Woody Allen, that great American philosopher, wrote in his work God (A Play): “The trick is to start at the ending when you write a play. Get a good strong ending and then write backwards.” Well that is what we have here: a good strong ending, very strong indeed, as we read last week from 17:22-37. That ending determines the meaning of the entire story. The whole plot is a vehicle to get us to the end, the climax, the fulfillment. If our lives are difficult, punishingly difficult, if they take twists and turns, what does that matter if on the great day we will be vindicated for our faith in Jesus and granted entrance into his eternal kingdom?

The fact is we are well aware of this principle, in regard to the great events of redemption that lie behind us. When we sin we immediately return in our minds to the cross, an event that lies behind us now some two thousand years, and take our comfort, real comfort, from the fact that those sins were already paid for by our savior on the cross. When we must face death, our own or that of a loved one, our thoughts immediately hark back to the empty tomb and the Lord’s triumph over death. If he could die and rise again, then what need have I to worry in the hour of death, if I am with him and he is with me?

But if events that lie two thousand years behind us can wield that kind of power over our lives today, why not an event that lies in the future, even if it should not occur for another two thousand years? He said he would bring justice speedily, but as Peter reminds us, he does not calculate time as we do. Of course not, he is the eternal God. For him a thousand years are but a day. And, in comparison to eternity, what are a few thousand years even to us? Why should not that soon coming event, that public, history-ending appearance of the Son of God reach backward, as the cross and the empty tomb reach forward, to overshadow our lives? If our faith can behold the Savior hanging on the cross for us; surely it can behold him in the sky descending at the head of a mighty host to bring salvation to those eagerly waiting for him.

But if so, then that prospect must animate our faith and in the Bible that is the same thing as animating our prayer. Prayer is the language and the expression of faith. If it is not in our prayer, it is not in our faith! Do you want justice, like this poor widow wanted it? Do you want justice in this world, in your own heart and life, in the life of your loved ones? Do you want God’s truth and the gospel of Jesus Christ to be vindicated before the world; do you want the proud and arrogant, who get so much time and attention in our world today, I say do you want them to be made to shut up? Do you want sin to be seen for what it is and hated for what it does, in your heart and in the hearts of others? Do you want the glory of God and the greatness of our Savior to be shouted from the housetops everywhere in this world? Do you want to see love, and peace, and joy fill the hearts of all of God’s people and never to be diminished? Do you long for such things? If you do, you will pray Marantha. Every day pray Marantha. Every day you will pray for that. And praying that prayer you will be kept in mind to live as you will want to have lived when the shout of the archangel and the trumpet call of God are heard in the sky and the thrill of final triumph shoots through your soul like a bolt of lightning.

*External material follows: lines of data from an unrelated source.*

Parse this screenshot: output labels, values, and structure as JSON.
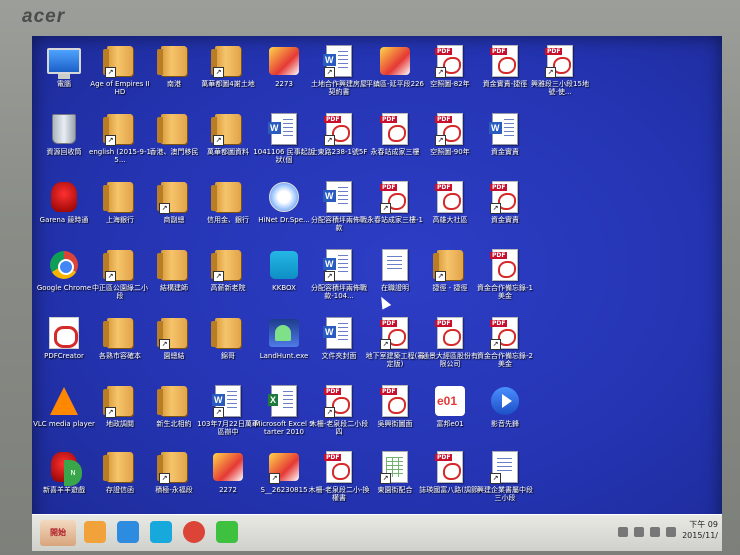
{
  "monitor": {
    "brand": "acer"
  },
  "desktop": {
    "icons": [
      {
        "name": "this-pc",
        "label": "電腦",
        "kind": "pc",
        "icon": "computer-icon"
      },
      {
        "name": "age-of-empires",
        "label": "Age of Empires II HD",
        "kind": "folder",
        "icon": "folder-icon"
      },
      {
        "name": "folder-nangang",
        "label": "南港",
        "kind": "folder",
        "icon": "folder-icon"
      },
      {
        "name": "folder-wanhua-map",
        "label": "萬華都圖4謝土地",
        "kind": "folder",
        "icon": "folder-icon"
      },
      {
        "name": "app-2273",
        "label": "2273",
        "kind": "wave",
        "icon": "image-icon"
      },
      {
        "name": "doc-land-cooperation",
        "label": "土地合作興建房屋契約書",
        "kind": "word",
        "icon": "word-doc-icon"
      },
      {
        "name": "doc-pingzhen",
        "label": "平鎮區-延平段226",
        "kind": "wave",
        "icon": "image-icon"
      },
      {
        "name": "pdf-aerial-82",
        "label": "空照圖-82年",
        "kind": "pdf",
        "icon": "pdf-icon"
      },
      {
        "name": "pdf-capital",
        "label": "資金實責-捷徑",
        "kind": "pdf",
        "icon": "pdf-icon"
      },
      {
        "name": "pdf-xingmei",
        "label": "興雅段三小段15地號-使...",
        "kind": "pdf",
        "icon": "pdf-icon"
      },
      {
        "name": "recycle-bin",
        "label": "資源回收筒",
        "kind": "bin",
        "icon": "recycle-bin-icon"
      },
      {
        "name": "folder-english",
        "label": "english (2015-9-15...",
        "kind": "folder",
        "icon": "folder-icon"
      },
      {
        "name": "folder-hk-macau",
        "label": "香港、澳門移民",
        "kind": "folder",
        "icon": "folder-icon"
      },
      {
        "name": "folder-wanhua-data",
        "label": "萬華都圖資料",
        "kind": "folder",
        "icon": "folder-icon"
      },
      {
        "name": "doc-1041106",
        "label": "1041106 民事起訴狀(個",
        "kind": "word",
        "icon": "word-doc-icon"
      },
      {
        "name": "pdf-shidong",
        "label": "士東路238-1號5F",
        "kind": "pdf",
        "icon": "pdf-icon"
      },
      {
        "name": "pdf-yongchun-1",
        "label": "永春站成家三樓",
        "kind": "pdf",
        "icon": "pdf-icon"
      },
      {
        "name": "pdf-aerial-90",
        "label": "空照圖-90年",
        "kind": "pdf",
        "icon": "pdf-icon"
      },
      {
        "name": "doc-capital",
        "label": "資金實責",
        "kind": "word",
        "icon": "word-doc-icon"
      },
      {
        "name": "garena",
        "label": "Garena 競時通",
        "kind": "garena",
        "icon": "garena-icon"
      },
      {
        "name": "folder-shanghai-bank",
        "label": "上海銀行",
        "kind": "folder",
        "icon": "folder-icon"
      },
      {
        "name": "folder-shangban",
        "label": "商副總",
        "kind": "folder",
        "icon": "folder-icon"
      },
      {
        "name": "folder-credit",
        "label": "信用金、銀行",
        "kind": "folder",
        "icon": "folder-icon"
      },
      {
        "name": "hinet",
        "label": "HiNet Dr.Spe...",
        "kind": "hinet",
        "icon": "hinet-icon"
      },
      {
        "name": "doc-allocation",
        "label": "分配容積坪兩佈戰款",
        "kind": "word",
        "icon": "word-doc-icon"
      },
      {
        "name": "pdf-yongchun-2",
        "label": "永春站成家三樓-1",
        "kind": "pdf",
        "icon": "pdf-icon"
      },
      {
        "name": "pdf-kaohsiung",
        "label": "高雄大社區",
        "kind": "pdf",
        "icon": "pdf-icon"
      },
      {
        "name": "pdf-capital-2",
        "label": "資金實責",
        "kind": "pdf",
        "icon": "pdf-icon"
      },
      {
        "name": "google-chrome",
        "label": "Google Chrome",
        "kind": "chrome",
        "icon": "chrome-icon"
      },
      {
        "name": "folder-zhongzheng",
        "label": "中正區公園綠二小段",
        "kind": "folder",
        "icon": "folder-icon"
      },
      {
        "name": "folder-construction",
        "label": "結構建師",
        "kind": "folder",
        "icon": "folder-icon"
      },
      {
        "name": "folder-gaoxin",
        "label": "高薪新老院",
        "kind": "folder",
        "icon": "folder-icon"
      },
      {
        "name": "kkbox",
        "label": "KKBOX",
        "kind": "kk",
        "icon": "kkbox-icon"
      },
      {
        "name": "doc-allocation-104",
        "label": "分配容積坪兩佈戰款-104...",
        "kind": "word",
        "icon": "word-doc-icon"
      },
      {
        "name": "doc-proof",
        "label": "在職證明",
        "kind": "doc",
        "icon": "document-icon"
      },
      {
        "name": "folder-shortcut",
        "label": "捷徑 - 捷徑",
        "kind": "folder",
        "icon": "folder-icon"
      },
      {
        "name": "pdf-coop-memo-1",
        "label": "資金合作備忘錄-1 美金",
        "kind": "pdf",
        "icon": "pdf-icon"
      },
      {
        "name": "pdfcreator",
        "label": "PDFCreator",
        "kind": "pdfc",
        "icon": "pdfcreator-icon"
      },
      {
        "name": "folder-customer",
        "label": "各熟市容確本",
        "kind": "folder",
        "icon": "folder-icon"
      },
      {
        "name": "folder-garden",
        "label": "園總結",
        "kind": "folder",
        "icon": "folder-icon"
      },
      {
        "name": "folder-jinge",
        "label": "錦哥",
        "kind": "folder",
        "icon": "folder-icon"
      },
      {
        "name": "landhunt",
        "label": "LandHunt.exe",
        "kind": "linehunt",
        "icon": "landhunt-icon"
      },
      {
        "name": "doc-envelope",
        "label": "文件夾封面",
        "kind": "word",
        "icon": "word-doc-icon"
      },
      {
        "name": "pdf-underground",
        "label": "地下室建築工程(審定版)",
        "kind": "pdf",
        "icon": "pdf-icon"
      },
      {
        "name": "pdf-tongyu",
        "label": "通景大經區股份有限公司",
        "kind": "pdf",
        "icon": "pdf-icon"
      },
      {
        "name": "pdf-coop-memo-2",
        "label": "資金合作備忘錄-2 美金",
        "kind": "pdf",
        "icon": "pdf-icon"
      },
      {
        "name": "vlc",
        "label": "VLC media player",
        "kind": "vlc",
        "icon": "vlc-icon"
      },
      {
        "name": "folder-earth",
        "label": "地政調閱",
        "kind": "folder",
        "icon": "folder-icon"
      },
      {
        "name": "folder-new-contract",
        "label": "新生北相約",
        "kind": "folder",
        "icon": "folder-icon"
      },
      {
        "name": "doc-103-7-22",
        "label": "103年7月22日萬華區辦中",
        "kind": "word",
        "icon": "word-doc-icon"
      },
      {
        "name": "excel-starter",
        "label": "Microsoft Excel Starter 2010",
        "kind": "excel",
        "icon": "excel-icon"
      },
      {
        "name": "pdf-muzha",
        "label": "木柵-老泉段二小段四",
        "kind": "pdf",
        "icon": "pdf-icon"
      },
      {
        "name": "pdf-wuxing",
        "label": "吳興街圖面",
        "kind": "pdf",
        "icon": "pdf-icon"
      },
      {
        "name": "e01",
        "label": "富邦e01",
        "kind": "e01",
        "icon": "e01-icon"
      },
      {
        "name": "video-master",
        "label": "影音先鋒",
        "kind": "play",
        "icon": "video-player-icon"
      },
      {
        "name": "pleasant-sheep",
        "label": "新喜羊羊遊戲",
        "kind": "garena",
        "icon": "game-icon"
      },
      {
        "name": "folder-storage",
        "label": "存證信函",
        "kind": "folder",
        "icon": "folder-icon"
      },
      {
        "name": "folder-jimei",
        "label": "積極-永福段",
        "kind": "folder",
        "icon": "folder-icon"
      },
      {
        "name": "img-2272",
        "label": "2272",
        "kind": "wave",
        "icon": "image-icon"
      },
      {
        "name": "img-s-26230815",
        "label": "S__26230815",
        "kind": "wave",
        "icon": "image-icon"
      },
      {
        "name": "pdf-muzha-2",
        "label": "木柵-老泉段二小-換權書",
        "kind": "pdf",
        "icon": "pdf-icon"
      },
      {
        "name": "sheet-dongyuan",
        "label": "東園街配合",
        "kind": "sheet",
        "icon": "spreadsheet-icon"
      },
      {
        "name": "pdf-street",
        "label": "誌瑛國富八路(調節)",
        "kind": "pdf",
        "icon": "pdf-icon"
      },
      {
        "name": "doc-guanwei",
        "label": "興建企業書屬中段三小段",
        "kind": "doc",
        "icon": "document-icon"
      }
    ]
  },
  "taskbar": {
    "start_label": "開始",
    "pinned": [
      {
        "name": "taskbar-apps",
        "icon": "app-grid-icon",
        "color": "#f2a23a"
      },
      {
        "name": "taskbar-ie",
        "icon": "internet-explorer-icon",
        "color": "#2d8be0"
      },
      {
        "name": "taskbar-kkbox",
        "icon": "kkbox-icon",
        "color": "#18a9dc"
      },
      {
        "name": "taskbar-chrome",
        "icon": "chrome-icon",
        "color": "#db4437"
      },
      {
        "name": "taskbar-line",
        "icon": "line-icon",
        "color": "#3ec13e"
      }
    ],
    "clock": {
      "time": "下午 09",
      "date": "2015/11/"
    }
  }
}
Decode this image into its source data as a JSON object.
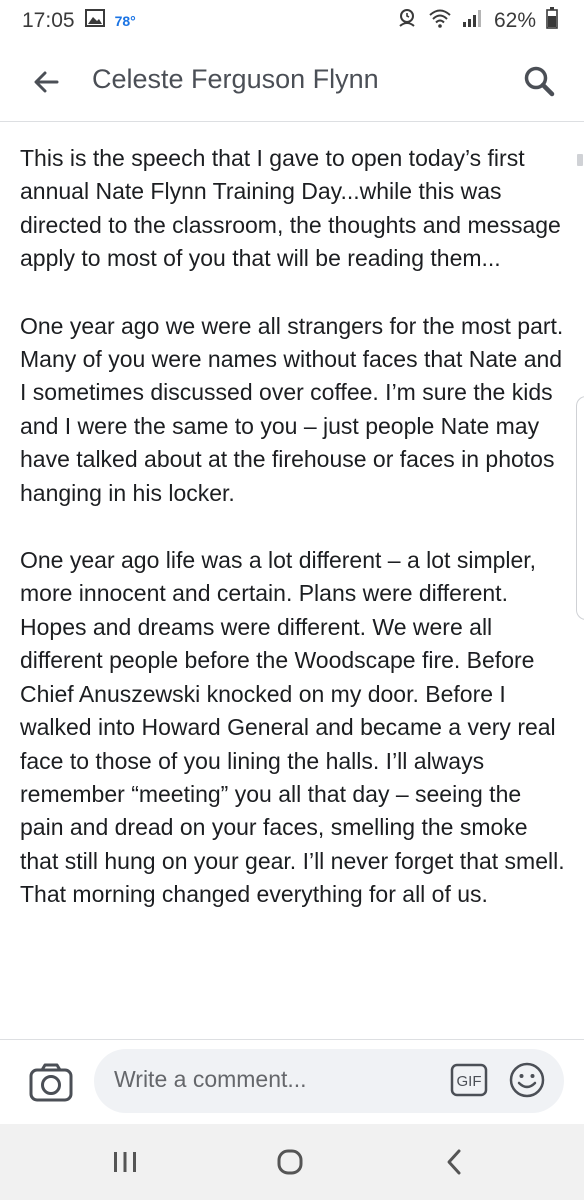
{
  "status_bar": {
    "time": "17:05",
    "temperature": "78°",
    "battery": "62%",
    "icons": [
      "image-icon",
      "alarm-icon",
      "wifi-icon",
      "signal-icon",
      "battery-icon"
    ]
  },
  "header": {
    "title": "Celeste Ferguson Flynn",
    "back_icon": "back-arrow-icon",
    "search_icon": "search-icon"
  },
  "post": {
    "paragraphs": [
      "This is the speech that I gave to open today’s first annual Nate Flynn Training Day...while this was directed to the classroom, the thoughts and message apply to most of you that will be reading them...",
      "One year ago we were all strangers for the most part. Many of you were names without faces that Nate and I sometimes discussed over coffee. I’m sure the kids and I were the same to you – just people Nate may have talked about at the firehouse or faces in photos hanging in his locker.",
      "One year ago life was a lot different – a lot simpler, more innocent and certain. Plans were different. Hopes and dreams were different. We were all different people before the Woodscape fire. Before Chief Anuszewski knocked on my door. Before I walked into Howard General and became a very real face to those of you lining the halls. I’ll always remember “meeting” you all that day – seeing the pain and dread on your faces, smelling the smoke that still hung on your gear. I’ll never forget that smell. That morning changed everything for all of us."
    ]
  },
  "comment_bar": {
    "placeholder": "Write a comment...",
    "gif_label": "GIF",
    "icons": [
      "camera-icon",
      "gif-icon",
      "emoji-icon"
    ]
  },
  "nav_bar": {
    "icons": [
      "recent-apps-icon",
      "home-icon",
      "back-icon"
    ]
  },
  "colors": {
    "accent": "#1b74e4",
    "text": "#1c1e21",
    "muted": "#65676b",
    "input_bg": "#f0f2f5"
  }
}
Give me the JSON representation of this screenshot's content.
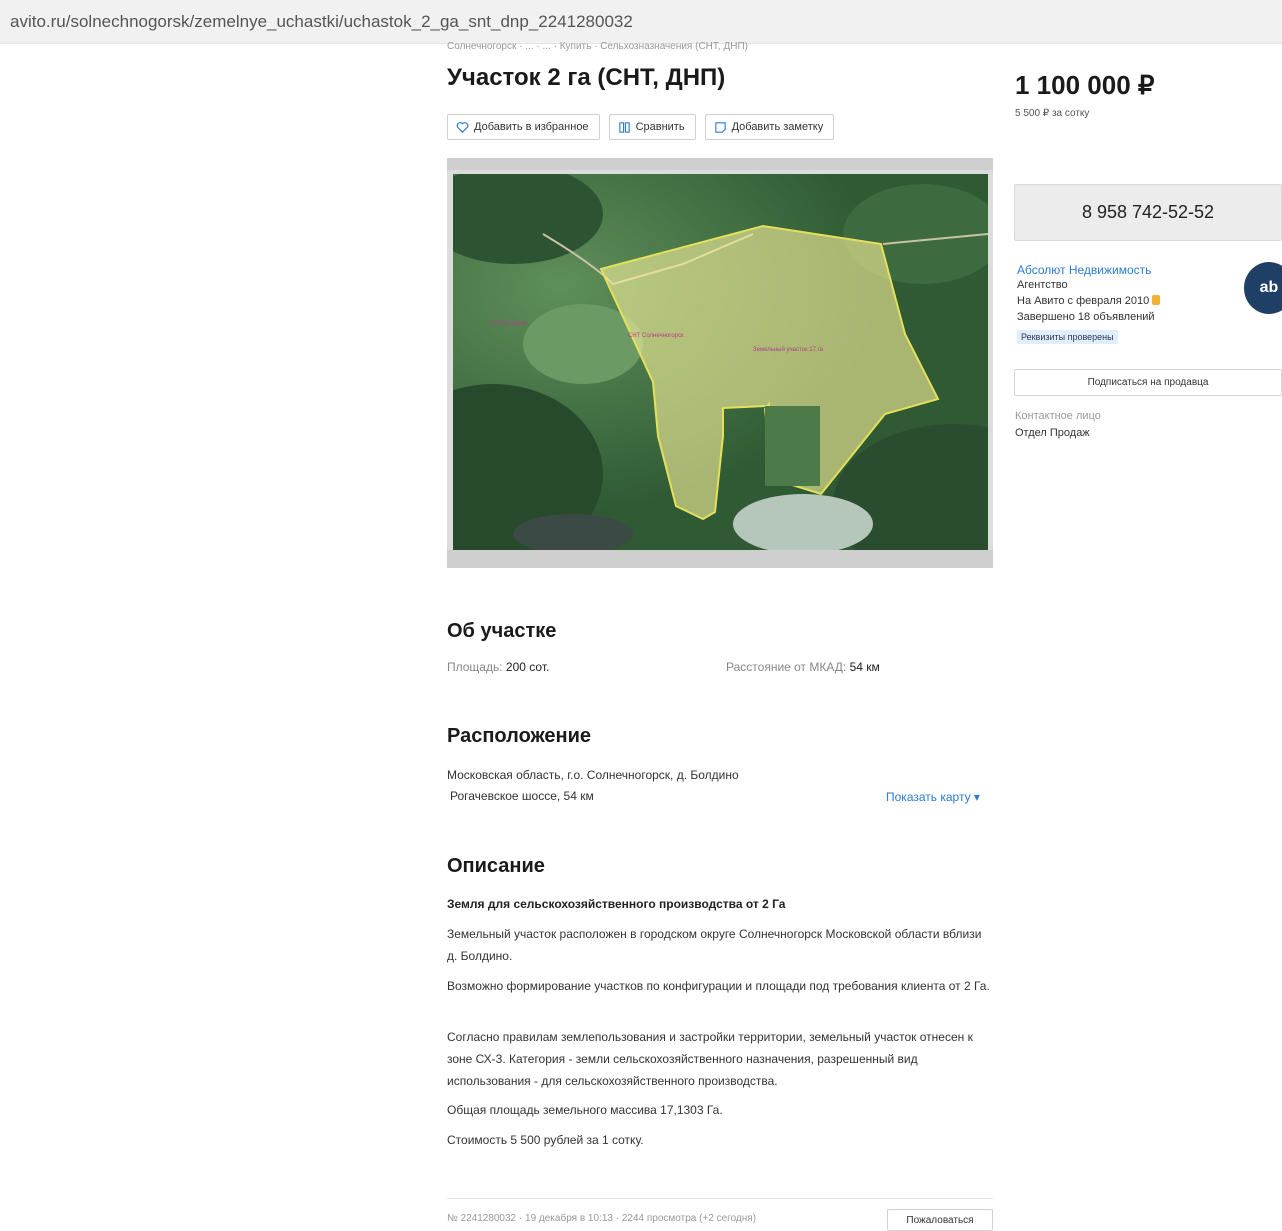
{
  "browser": {
    "url": "avito.ru/solnechnogorsk/zemelnye_uchastki/uchastok_2_ga_snt_dnp_2241280032"
  },
  "breadcrumb": "Солнечногорск · ... · ... · Купить · Сельхозназначения (СНТ, ДНП)",
  "listing": {
    "title": "Участок 2 га (СНТ, ДНП)",
    "actions": {
      "favorite": "Добавить в избранное",
      "compare": "Сравнить",
      "note": "Добавить заметку"
    },
    "map_labels": {
      "left": "СНТ Болдино",
      "middle": "СНТ Солнечногорск",
      "plot": "Земельный участок 17 га"
    }
  },
  "price": {
    "value": "1 100 000 ₽",
    "per_unit": "5 500 ₽ за сотку"
  },
  "phone": "8 958 742-52-52",
  "seller": {
    "name": "Абсолют Недвижимость",
    "type": "Агентство",
    "since": "На Авито с февраля 2010",
    "completed": "Завершено 18 объявлений",
    "badge": "Реквизиты проверены",
    "avatar_text": "ab",
    "subscribe": "Подписаться на продавца",
    "contact_label": "Контактное лицо",
    "contact_value": "Отдел Продаж"
  },
  "about": {
    "heading": "Об участке",
    "area_key": "Площадь:",
    "area_value": "200 сот.",
    "distance_key": "Расстояние от МКАД:",
    "distance_value": "54 км"
  },
  "location": {
    "heading": "Расположение",
    "line1": "Московская область, г.о. Солнечногорск, д. Болдино",
    "line2": "Рогачевское шоссе, 54 км",
    "show_map": "Показать карту"
  },
  "description": {
    "heading": "Описание",
    "p1": "Земля для сельскохозяйственного производства от 2 Га",
    "p2": "Земельный участок расположен в городском округе Солнечногорск Московской области вблизи д. Болдино.",
    "p3": "Возможно формирование участков по конфигурации и площади под требования клиента от 2 Га.",
    "p4": "Согласно правилам землепользования и застройки территории, земельный участок отнесен к зоне СХ-3. Категория - земли сельскохозяйственного назначения, разрешенный вид использования - для сельскохозяйственного производства.",
    "p5": "Общая площадь земельного массива 17,1303 Га.",
    "p6": "Стоимость 5 500 рублей за 1 сотку."
  },
  "footer": {
    "meta": "№ 2241280032 · 19 декабря в 10:13 · 2244 просмотра (+2 сегодня)",
    "complain": "Пожаловаться"
  },
  "colors": {
    "link": "#2b7bd0",
    "plot_fill": "#f3ef9a",
    "avatar_bg": "#1f3f66"
  }
}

When you think of others, think “what will become of them on the great day?” When you face some great trial, think “what will I think of this on the day my Savior appears in the sky?” When your heart is full of the love of God, remember this, “when Christ comes again, my heart will be like this and more every day, all day.” Again and again bring the last day near and live in the active expectation of it, speak of it to God, and pray for its coming.

And then, whatever may be true of others, when he comes the Son of Man will at least find you eagerly waiting for him!